In the latest episode of The Struggling Scientists podcast, hosts Suzanne and Jayron delve into the topic of burnout and its impact on the scientific community. Joined by their guest, Cevdet Acarsoy, a psychologist and PhD student, they explore the various dimensions of burnout, its prevalence in academia, and strategies for prevention and recovery.
Burnout is a term commonly used to describe a syndrome resulting from chronic workplace stress that remains unmanaged. It manifests through three dimensions: exhaustion, cynicism towards work, and professional inefficacy. The symptoms include increased fatigue, energy depletion, distancing oneself from work, and reduced work efficacy. While burnout is not a medically recognized diagnosis internationally, several countries, including the Netherlands, consider it a medical condition.
The High Prevalence of Burnout in Academia:
The discussion sheds light on the staggering prevalence of burnout in academia. Cevdet shares findings from a Dutch survey in 2020, revealing that 39% of PhD students reported severe symptoms of burnout. This figure is nearly double the burnout rate of the general working population, which stands at around 17%. The correlation between workload and burnout symptoms is evident, with an increase in burnout as workload escalates.
Unique Challenges in Academia:
The podcast emphasizes that burnout affects academics at all levels, not solely PhD students. The struggle arises from the unmanageable workload, lack of control over decision-making and funding, insufficient rewards and recognition, competition, perceived unfairness, job insecurity, and high expectations. Academic environments often normalize stress, creating an atmosphere where everyone is expected to be stressed, which plays a significant role in exacerbating burnout rates.
Recognizing and Addressing Burnout:
Detecting burnout can be challenging due to the high levels of stress already present in the academic setting. Cevdet shares personal experiences, highlighting how stress becomes the new baseline, making it harder to recognize burnout until it reaches a breaking point. It is crucial to identify burnout early and seek support from university resources, such as confidential counselors or psychologists. Communication with supervisors about stress levels, without necessarily disclosing burnout, can also be beneficial.
Preventing and Overcoming Burnout:
The podcast provides effective strategies for preventing and recovering from burnout.
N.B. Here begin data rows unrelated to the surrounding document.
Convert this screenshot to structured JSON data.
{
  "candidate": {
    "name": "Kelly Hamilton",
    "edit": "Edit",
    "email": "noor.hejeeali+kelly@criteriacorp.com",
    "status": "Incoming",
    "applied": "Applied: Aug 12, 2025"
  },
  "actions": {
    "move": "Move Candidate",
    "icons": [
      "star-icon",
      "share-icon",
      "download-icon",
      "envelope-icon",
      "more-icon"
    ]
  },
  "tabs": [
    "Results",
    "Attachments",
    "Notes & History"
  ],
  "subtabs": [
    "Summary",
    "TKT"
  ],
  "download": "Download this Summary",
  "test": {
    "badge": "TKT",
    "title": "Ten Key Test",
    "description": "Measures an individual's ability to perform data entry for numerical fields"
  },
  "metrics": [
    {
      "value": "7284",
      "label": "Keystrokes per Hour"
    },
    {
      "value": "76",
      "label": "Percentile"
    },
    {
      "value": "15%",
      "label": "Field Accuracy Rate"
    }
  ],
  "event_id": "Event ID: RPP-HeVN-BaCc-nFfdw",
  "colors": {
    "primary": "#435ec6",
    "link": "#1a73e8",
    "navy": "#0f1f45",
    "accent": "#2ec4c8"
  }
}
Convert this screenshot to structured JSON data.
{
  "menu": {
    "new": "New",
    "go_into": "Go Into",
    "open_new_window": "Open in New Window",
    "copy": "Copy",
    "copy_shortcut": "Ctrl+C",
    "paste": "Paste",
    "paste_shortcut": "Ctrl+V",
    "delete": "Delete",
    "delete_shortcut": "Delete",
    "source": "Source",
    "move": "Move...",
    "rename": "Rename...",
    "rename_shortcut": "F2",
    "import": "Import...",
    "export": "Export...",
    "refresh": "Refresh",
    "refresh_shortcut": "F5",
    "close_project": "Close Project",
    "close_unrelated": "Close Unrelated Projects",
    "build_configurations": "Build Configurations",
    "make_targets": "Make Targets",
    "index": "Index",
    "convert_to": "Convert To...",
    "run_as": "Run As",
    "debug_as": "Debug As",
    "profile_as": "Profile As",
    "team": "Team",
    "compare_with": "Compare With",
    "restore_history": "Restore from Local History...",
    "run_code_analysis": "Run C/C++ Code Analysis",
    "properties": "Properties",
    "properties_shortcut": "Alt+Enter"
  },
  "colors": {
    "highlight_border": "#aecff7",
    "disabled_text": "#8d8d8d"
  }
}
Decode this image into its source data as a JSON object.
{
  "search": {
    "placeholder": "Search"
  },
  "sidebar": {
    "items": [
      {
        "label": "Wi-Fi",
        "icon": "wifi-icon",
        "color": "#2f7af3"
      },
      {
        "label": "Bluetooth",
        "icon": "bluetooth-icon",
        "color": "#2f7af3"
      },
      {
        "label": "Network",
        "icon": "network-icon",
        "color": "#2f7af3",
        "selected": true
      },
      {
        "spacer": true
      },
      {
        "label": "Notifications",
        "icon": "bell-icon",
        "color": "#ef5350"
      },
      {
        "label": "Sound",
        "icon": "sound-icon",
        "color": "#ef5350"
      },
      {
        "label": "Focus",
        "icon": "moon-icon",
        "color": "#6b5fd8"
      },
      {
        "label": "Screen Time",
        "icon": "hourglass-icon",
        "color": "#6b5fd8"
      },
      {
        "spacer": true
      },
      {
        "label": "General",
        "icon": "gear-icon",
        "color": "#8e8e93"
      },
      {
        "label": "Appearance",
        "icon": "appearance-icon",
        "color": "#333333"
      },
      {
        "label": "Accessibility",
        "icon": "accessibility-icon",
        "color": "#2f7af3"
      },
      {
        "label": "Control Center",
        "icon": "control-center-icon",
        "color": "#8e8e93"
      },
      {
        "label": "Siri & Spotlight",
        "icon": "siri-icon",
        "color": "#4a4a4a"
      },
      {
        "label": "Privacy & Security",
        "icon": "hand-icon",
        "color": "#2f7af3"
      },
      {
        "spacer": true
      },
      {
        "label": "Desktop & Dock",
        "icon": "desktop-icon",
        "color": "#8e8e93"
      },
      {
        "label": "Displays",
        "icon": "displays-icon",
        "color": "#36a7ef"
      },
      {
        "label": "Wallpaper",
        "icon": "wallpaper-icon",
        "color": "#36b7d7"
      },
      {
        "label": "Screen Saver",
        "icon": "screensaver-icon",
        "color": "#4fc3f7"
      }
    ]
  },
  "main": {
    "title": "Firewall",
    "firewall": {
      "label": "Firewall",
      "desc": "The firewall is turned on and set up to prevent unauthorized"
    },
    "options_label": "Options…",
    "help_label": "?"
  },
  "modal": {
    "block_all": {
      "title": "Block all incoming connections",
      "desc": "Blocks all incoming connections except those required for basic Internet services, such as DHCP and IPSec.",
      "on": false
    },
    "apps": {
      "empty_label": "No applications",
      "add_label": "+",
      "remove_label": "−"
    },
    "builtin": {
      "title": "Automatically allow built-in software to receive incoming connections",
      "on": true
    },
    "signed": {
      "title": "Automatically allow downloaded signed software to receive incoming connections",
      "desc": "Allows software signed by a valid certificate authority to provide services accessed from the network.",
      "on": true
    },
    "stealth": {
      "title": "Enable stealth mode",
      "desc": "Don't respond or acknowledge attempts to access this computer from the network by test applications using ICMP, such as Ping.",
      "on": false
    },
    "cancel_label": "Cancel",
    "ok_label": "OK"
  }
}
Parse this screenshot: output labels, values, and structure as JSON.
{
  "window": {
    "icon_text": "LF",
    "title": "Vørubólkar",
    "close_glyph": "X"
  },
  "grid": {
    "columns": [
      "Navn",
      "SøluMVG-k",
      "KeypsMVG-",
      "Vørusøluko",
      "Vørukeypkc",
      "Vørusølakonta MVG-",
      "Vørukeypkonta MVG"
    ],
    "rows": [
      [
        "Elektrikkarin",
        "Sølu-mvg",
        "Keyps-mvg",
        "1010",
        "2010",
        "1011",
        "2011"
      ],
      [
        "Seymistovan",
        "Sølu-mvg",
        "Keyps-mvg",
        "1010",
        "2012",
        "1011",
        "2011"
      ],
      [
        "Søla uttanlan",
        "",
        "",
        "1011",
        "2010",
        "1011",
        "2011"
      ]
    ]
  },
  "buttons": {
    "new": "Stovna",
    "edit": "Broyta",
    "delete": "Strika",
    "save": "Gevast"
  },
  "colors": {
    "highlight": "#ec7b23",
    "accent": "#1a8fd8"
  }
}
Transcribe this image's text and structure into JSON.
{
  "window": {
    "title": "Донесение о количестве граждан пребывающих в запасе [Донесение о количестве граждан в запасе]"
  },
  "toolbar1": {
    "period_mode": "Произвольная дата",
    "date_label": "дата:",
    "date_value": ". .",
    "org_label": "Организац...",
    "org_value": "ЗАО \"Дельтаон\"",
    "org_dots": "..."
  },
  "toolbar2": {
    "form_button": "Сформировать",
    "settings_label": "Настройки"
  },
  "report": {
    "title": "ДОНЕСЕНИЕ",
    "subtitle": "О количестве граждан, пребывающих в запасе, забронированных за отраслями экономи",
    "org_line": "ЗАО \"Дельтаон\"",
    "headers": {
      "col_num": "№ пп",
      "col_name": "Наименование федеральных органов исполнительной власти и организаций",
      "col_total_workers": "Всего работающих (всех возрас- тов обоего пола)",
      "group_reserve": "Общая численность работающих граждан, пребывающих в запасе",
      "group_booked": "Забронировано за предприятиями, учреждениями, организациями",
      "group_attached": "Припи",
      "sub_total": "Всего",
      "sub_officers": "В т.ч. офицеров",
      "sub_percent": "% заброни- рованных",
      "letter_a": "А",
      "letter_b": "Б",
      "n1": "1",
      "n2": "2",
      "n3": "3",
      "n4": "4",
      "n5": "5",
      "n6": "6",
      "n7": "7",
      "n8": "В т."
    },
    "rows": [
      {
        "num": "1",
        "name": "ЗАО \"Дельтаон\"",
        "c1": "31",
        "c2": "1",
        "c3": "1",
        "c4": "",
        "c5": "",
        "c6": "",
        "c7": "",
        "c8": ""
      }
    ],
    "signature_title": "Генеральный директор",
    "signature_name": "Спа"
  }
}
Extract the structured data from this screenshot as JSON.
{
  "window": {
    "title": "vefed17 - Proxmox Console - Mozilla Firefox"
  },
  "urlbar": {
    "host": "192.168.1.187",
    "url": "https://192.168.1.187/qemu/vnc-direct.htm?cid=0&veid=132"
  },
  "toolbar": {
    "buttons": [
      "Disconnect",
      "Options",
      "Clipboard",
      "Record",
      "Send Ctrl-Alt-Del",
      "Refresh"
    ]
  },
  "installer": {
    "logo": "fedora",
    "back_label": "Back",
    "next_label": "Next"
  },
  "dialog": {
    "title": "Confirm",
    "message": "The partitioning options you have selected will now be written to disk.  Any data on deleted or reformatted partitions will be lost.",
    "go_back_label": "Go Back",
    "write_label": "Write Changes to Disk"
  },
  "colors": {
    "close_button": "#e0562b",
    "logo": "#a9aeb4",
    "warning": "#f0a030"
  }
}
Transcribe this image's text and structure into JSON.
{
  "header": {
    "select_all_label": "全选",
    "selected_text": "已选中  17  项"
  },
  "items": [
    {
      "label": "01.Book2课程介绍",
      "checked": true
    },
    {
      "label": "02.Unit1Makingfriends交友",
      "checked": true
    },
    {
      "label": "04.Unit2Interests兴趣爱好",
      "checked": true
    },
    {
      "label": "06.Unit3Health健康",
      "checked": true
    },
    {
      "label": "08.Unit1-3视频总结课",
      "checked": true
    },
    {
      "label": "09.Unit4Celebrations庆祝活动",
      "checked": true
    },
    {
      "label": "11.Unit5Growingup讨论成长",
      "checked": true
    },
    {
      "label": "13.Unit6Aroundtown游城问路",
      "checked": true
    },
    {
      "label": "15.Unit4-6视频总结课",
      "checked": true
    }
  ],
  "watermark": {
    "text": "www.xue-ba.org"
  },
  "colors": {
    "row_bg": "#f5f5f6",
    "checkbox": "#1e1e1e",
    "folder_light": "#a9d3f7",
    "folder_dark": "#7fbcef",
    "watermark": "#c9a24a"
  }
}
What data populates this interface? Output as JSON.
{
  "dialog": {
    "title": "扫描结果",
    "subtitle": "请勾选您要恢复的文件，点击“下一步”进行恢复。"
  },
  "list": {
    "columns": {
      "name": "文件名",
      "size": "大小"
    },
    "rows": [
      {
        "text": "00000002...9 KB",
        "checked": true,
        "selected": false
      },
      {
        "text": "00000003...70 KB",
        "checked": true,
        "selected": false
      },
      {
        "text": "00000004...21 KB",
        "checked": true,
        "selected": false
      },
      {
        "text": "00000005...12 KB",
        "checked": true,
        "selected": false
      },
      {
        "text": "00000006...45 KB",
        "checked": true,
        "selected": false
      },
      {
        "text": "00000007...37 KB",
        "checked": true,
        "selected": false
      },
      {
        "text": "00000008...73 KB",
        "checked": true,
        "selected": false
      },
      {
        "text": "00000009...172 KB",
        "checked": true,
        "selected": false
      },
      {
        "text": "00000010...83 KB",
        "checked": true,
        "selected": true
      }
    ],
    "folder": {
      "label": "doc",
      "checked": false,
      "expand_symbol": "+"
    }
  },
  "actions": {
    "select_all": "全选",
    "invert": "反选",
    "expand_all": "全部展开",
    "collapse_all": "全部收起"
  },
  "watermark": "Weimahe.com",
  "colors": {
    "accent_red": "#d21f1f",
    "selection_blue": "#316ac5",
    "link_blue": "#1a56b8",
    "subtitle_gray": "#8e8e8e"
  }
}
Taking breaks, resting, engaging in light exercise, maintaining a balanced diet, practicing good sleep hygiene, and seeking help from trusted individuals are essential steps. Changing job characteristics, delegating tasks, managing work-life boundaries, and addressing conflicts with colleagues or supervisors are valuable in preventing burnout. Psychotherapies, such as cognitive variable therapy, acceptance and commitment therapy, EMDR, and mindfulness-based stress reduction, can be effective in treating burnout.
The Impact of Burnout on Research and Institutions:
Burnout not only affects individual researchers but also has a significant impact on research teams and institutions. The podcast discusses the cost of workplace absenteeism in the Netherlands, primarily caused by workload and stress, which amounts to €3.1 billion annually. It emphasizes the need to redefine the definition of a successful researcher and provides suggestions like peer support groups, career progression opportunities, mentorship, and job security to reduce burnout cases.
In this informative episode of The Struggling Scientists podcast, Suzanne, Jayron, and guest Cevdet Acarsoy shed light on the critical issue of burnout in academia. They highlight its adverse effects, discuss its prevalence among scientists, and provide valuable insights on recognizing, preventing, and overcoming burnout. By addressing the unique challenges faced by researchers and advocating for supportive environments, the podcast leaves listeners with practical steps to promote well-being and maintain productive scientific careers.